The Illinois lawmakers heard the cry of community association board members who were feeling the bad effects of open board meeting requirements. Longer, more contentious meetings. Less informed board members who were afraid of meeting each other in the supermarket and talking about board business for fear of violating the open meeting laws. Come January 1, 2017, that changes in Illinois.
The current laws allow boards to discuss only litigation, employment, rules violations and delinquent owner accounts in closed meeting executive sessions that take place within the framework of a properly noticed meeting open to all owners. Those categories are not broad enough.
As of January 1st, Illinois community association boards under the Illinois Condominium Property Act and the Common Interest Community Association Act (amended by Public Act 099-0567) will be able to have closed meetings to discuss probable or pending litigation, third-party contracts and employment issues, violations of the rules and regulations of the association and an owner’s unpaid share of common expenses. Boards also may interview prospective employees and contractors and consult with the association’s attorney. None of this has to be during an open meeting.
Board members can meeting at any time to discuss those topics. They can have email discussions, or any other type of communication before meetings. The only catch is that while the discussions can take place by email and other means between meetings (yes, even at the supermarket), the eventual vote has to take place during the open meeting.
With this law change, board members can do their board work between meetings rather than being afraid of doing so and believing that they have to do it all during an open meeting session. It’s hard enough volunteering for board membership and juggling a job or the children or a multitude of other personal obligations.

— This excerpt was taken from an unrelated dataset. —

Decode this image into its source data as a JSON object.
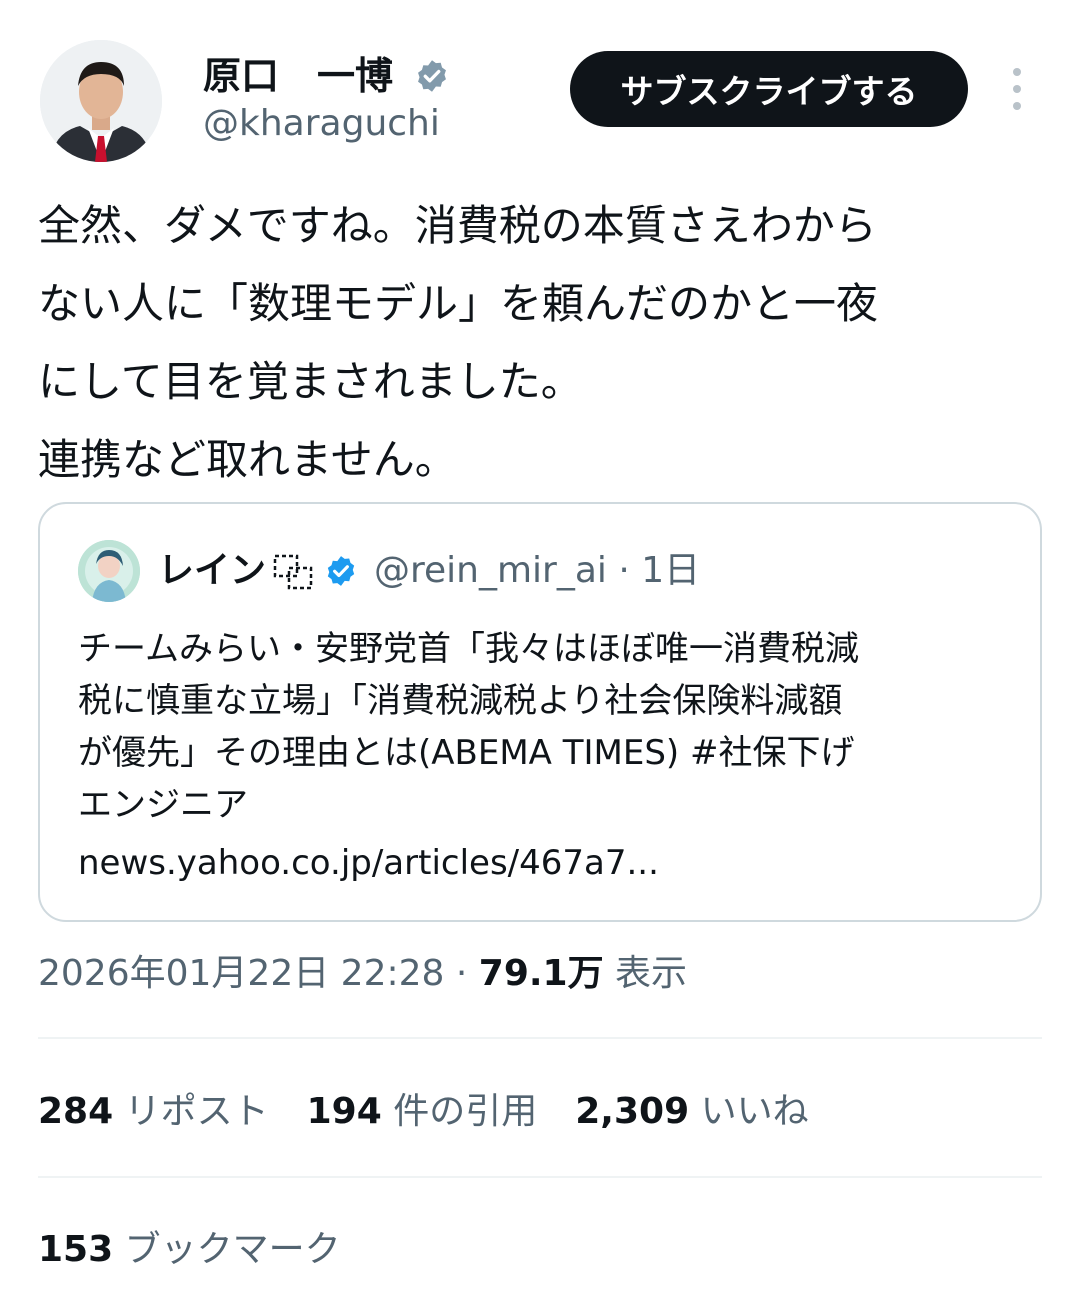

Now that board members will be able to use email between meetings to discuss those broad range of topics, they need to make sure to do so in a controlled, secure environment where records of their discussions and the documents that they consider are preserved and/or purged by the community association according to policy. Boards need a framework around their email and other digital communications. Board members can’t be using their free email accounts or employer’s email accounts to conduct board business. In doing so there is no record or historical perspective preserved; particularly when those board members leave the board along with all of their electronic records.
The changes in the Illinois laws are good, but the boards need to make sure that their board members are equipped to operate in a way that does not add risk to the organization.